_WORK ITEM:_ Select all lines in the records that include "true".

_DATA SHOWN:_
-*-*-

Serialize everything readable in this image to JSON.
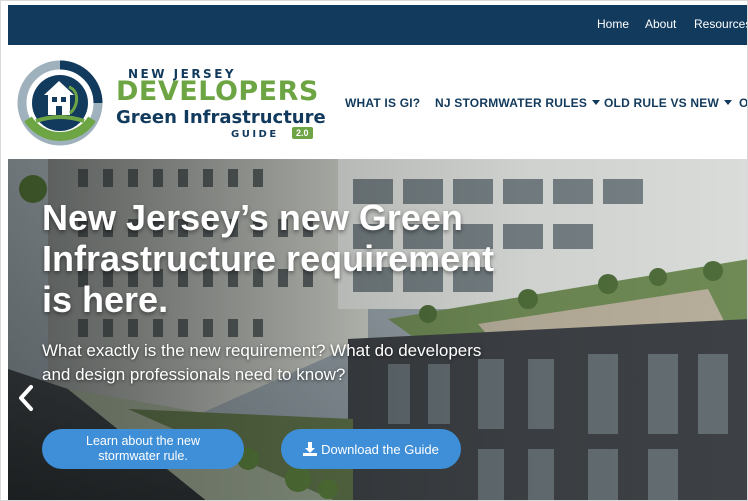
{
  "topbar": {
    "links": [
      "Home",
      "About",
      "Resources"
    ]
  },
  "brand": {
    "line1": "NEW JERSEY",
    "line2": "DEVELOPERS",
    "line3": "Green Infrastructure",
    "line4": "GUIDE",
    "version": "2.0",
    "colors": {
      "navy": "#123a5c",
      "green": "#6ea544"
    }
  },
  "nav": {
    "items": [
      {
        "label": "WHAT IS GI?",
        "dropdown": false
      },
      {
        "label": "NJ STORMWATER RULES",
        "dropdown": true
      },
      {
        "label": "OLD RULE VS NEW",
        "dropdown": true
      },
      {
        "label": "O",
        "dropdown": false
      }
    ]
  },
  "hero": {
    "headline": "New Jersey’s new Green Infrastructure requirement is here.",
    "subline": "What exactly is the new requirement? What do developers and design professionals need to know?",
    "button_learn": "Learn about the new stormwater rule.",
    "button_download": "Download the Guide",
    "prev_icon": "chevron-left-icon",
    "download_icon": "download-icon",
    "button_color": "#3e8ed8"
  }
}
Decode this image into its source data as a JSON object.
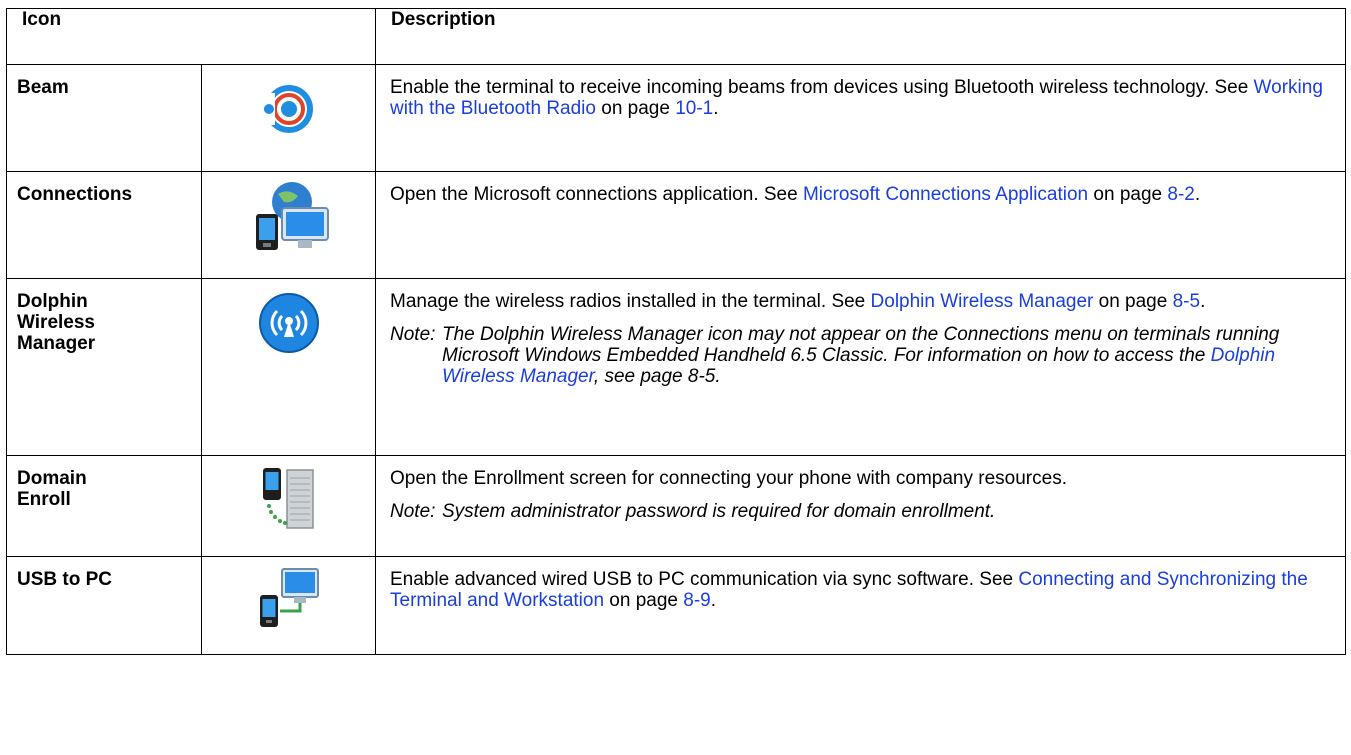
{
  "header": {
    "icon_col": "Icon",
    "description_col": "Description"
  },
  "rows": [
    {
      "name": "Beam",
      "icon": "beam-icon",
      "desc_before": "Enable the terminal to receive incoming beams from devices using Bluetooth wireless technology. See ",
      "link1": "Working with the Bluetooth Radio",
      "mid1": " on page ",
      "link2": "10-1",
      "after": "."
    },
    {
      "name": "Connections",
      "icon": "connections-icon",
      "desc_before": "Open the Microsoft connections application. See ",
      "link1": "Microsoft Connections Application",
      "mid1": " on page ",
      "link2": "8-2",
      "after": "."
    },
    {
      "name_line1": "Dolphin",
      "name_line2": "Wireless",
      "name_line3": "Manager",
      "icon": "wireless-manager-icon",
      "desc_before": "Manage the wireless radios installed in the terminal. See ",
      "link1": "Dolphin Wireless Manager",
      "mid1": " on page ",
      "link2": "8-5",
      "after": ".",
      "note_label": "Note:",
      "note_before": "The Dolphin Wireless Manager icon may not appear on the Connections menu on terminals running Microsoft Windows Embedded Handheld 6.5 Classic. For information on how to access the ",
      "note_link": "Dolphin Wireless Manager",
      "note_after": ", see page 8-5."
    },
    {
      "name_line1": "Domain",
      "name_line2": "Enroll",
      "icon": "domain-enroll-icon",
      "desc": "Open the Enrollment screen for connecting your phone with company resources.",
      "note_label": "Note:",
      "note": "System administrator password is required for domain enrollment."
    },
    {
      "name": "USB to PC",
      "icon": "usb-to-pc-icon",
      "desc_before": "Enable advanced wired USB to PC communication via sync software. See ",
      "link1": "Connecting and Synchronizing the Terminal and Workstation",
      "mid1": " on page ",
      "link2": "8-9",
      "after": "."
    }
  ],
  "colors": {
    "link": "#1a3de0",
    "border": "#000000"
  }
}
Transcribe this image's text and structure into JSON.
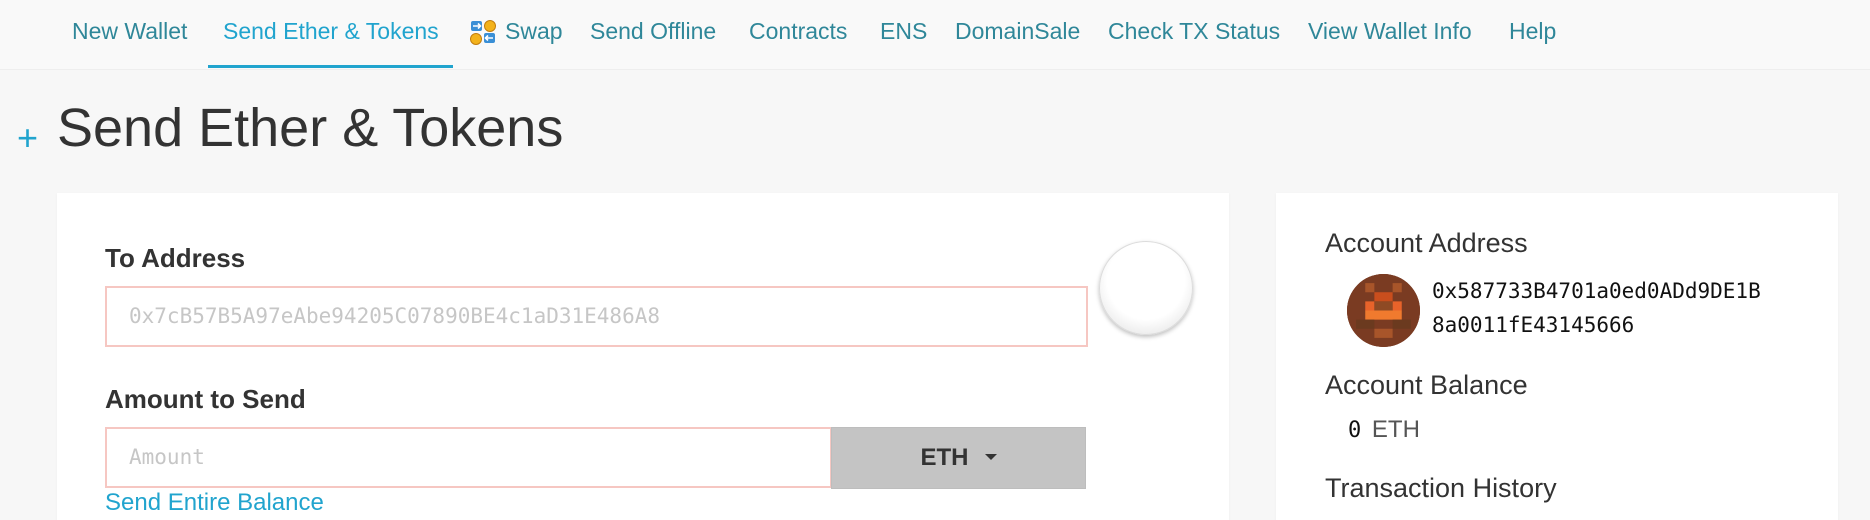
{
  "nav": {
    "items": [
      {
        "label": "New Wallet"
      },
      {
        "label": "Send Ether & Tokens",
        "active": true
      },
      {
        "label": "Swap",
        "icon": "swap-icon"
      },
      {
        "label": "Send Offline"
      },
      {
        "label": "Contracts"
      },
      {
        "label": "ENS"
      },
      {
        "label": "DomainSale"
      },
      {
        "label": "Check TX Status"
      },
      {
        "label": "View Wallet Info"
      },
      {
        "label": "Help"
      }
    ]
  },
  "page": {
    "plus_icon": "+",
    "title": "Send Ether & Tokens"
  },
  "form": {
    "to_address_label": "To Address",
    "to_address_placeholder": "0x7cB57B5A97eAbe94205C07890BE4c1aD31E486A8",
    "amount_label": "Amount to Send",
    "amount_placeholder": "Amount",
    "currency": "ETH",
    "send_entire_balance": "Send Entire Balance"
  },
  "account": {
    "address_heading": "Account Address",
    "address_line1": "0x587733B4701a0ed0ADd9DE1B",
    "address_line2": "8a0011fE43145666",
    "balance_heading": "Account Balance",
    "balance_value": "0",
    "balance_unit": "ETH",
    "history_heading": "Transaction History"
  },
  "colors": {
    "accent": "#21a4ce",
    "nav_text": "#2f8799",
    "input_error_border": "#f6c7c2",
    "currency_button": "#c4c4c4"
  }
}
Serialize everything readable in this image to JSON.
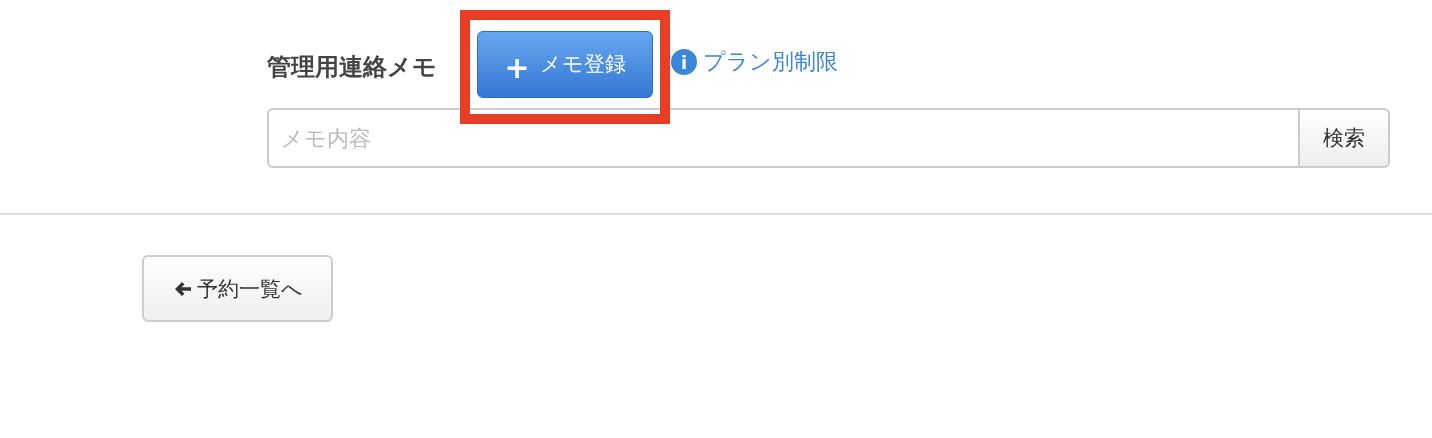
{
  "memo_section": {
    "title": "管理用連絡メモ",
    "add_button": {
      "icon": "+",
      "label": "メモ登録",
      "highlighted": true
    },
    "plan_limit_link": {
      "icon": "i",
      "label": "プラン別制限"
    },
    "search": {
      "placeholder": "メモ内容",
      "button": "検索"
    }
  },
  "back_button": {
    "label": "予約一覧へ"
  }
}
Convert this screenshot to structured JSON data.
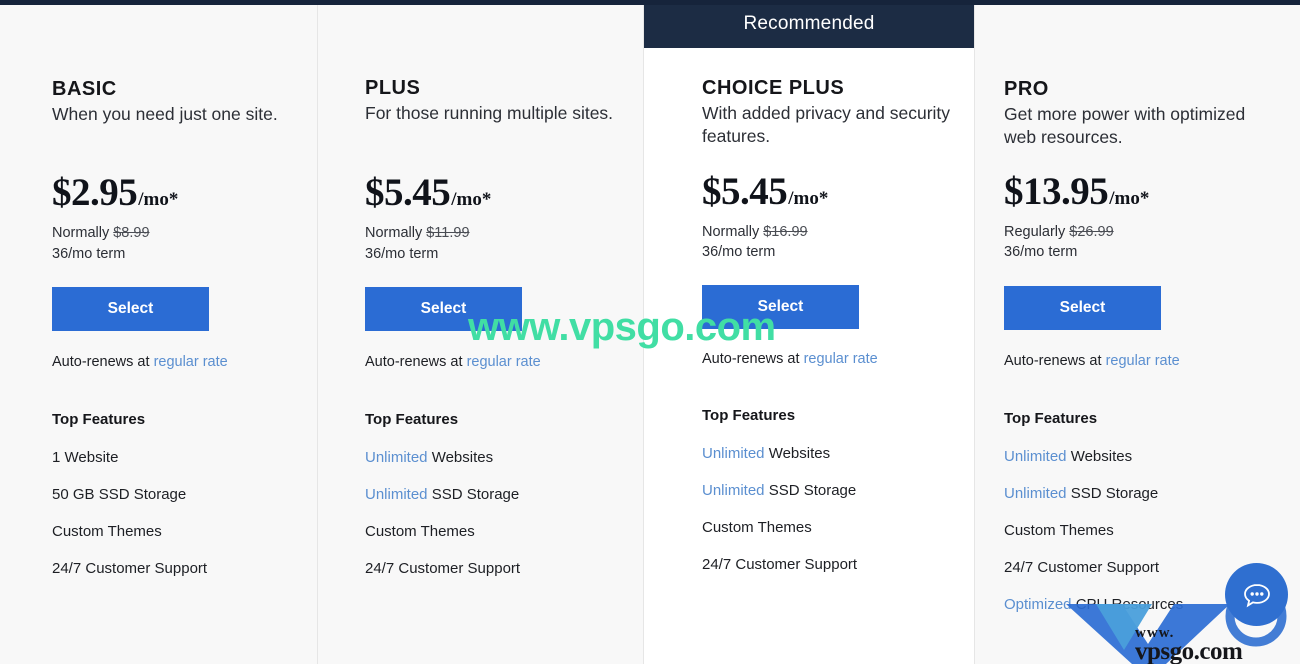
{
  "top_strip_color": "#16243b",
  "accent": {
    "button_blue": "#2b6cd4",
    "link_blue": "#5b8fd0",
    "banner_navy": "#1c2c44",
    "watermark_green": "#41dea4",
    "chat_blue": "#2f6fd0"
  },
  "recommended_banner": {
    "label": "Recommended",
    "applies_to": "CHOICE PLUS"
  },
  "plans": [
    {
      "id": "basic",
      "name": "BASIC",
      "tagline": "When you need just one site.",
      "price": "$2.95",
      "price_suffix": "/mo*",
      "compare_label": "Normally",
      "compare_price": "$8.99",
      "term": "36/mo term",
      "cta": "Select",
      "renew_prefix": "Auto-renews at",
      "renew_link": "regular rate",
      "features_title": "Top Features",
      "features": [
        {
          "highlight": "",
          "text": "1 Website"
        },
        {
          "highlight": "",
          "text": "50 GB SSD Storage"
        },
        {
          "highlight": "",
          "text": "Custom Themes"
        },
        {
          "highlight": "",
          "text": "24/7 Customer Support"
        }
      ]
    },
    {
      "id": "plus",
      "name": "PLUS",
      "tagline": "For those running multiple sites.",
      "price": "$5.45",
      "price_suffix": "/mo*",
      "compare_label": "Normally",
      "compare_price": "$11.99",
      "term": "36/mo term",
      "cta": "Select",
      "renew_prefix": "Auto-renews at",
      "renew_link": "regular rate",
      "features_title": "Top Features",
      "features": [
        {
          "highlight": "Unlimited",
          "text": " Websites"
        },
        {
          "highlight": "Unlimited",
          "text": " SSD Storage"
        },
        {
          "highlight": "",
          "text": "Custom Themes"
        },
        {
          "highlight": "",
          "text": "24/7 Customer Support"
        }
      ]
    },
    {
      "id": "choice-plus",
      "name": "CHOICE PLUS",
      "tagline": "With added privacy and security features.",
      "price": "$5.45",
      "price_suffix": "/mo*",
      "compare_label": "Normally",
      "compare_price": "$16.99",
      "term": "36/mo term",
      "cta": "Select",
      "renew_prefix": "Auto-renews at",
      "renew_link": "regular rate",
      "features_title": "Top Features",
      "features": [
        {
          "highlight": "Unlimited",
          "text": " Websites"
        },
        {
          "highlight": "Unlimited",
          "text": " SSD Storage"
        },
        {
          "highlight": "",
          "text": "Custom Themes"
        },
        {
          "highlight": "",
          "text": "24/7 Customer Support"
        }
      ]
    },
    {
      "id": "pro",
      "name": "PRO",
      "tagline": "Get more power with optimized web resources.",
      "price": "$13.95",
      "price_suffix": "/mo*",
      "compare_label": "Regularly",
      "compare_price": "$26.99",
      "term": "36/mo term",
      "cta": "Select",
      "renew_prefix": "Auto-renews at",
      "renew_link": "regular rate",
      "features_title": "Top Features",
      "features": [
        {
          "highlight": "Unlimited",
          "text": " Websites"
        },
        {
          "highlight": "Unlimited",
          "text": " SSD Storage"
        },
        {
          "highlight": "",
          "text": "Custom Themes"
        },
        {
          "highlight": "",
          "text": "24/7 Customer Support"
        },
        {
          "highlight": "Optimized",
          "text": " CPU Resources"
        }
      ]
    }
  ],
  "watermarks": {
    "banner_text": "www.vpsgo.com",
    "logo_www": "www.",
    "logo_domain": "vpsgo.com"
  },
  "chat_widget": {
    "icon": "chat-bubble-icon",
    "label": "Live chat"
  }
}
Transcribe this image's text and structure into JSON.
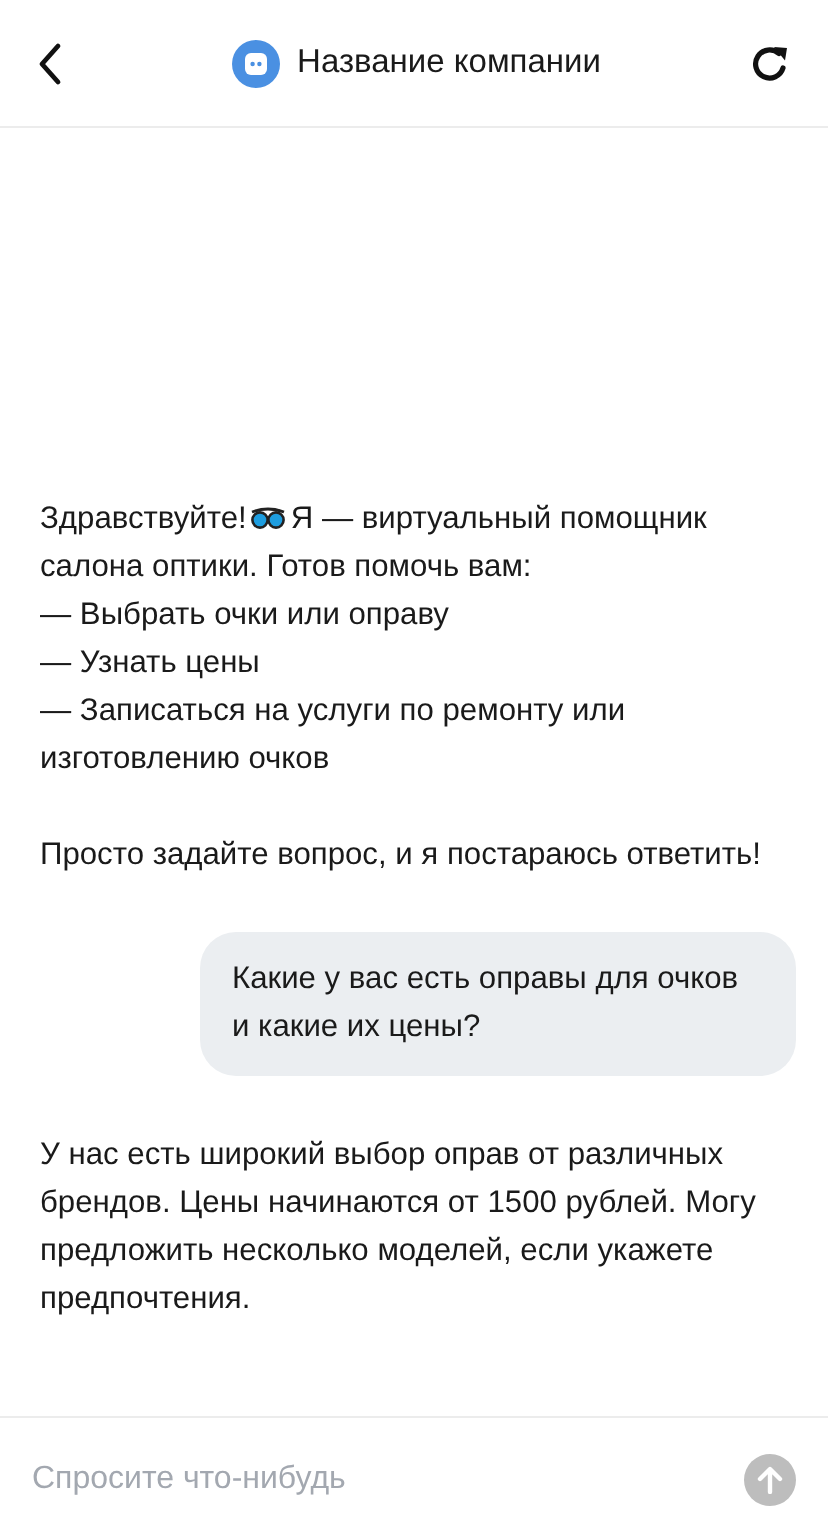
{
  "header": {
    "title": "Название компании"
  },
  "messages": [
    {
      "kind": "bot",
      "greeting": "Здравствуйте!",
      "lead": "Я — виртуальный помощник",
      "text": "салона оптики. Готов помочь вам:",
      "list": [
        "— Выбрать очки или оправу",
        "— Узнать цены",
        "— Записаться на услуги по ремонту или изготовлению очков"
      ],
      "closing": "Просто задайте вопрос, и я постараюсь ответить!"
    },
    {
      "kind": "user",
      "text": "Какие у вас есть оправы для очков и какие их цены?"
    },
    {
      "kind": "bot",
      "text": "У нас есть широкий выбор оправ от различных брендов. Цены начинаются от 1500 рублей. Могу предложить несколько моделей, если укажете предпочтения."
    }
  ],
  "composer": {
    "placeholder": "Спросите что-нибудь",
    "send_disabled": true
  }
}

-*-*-

_OUTPUT BELOW:_
        "dropdown": true
        "dropdown": true
        "active": true
      "highlighted": true
    "send_disabled": true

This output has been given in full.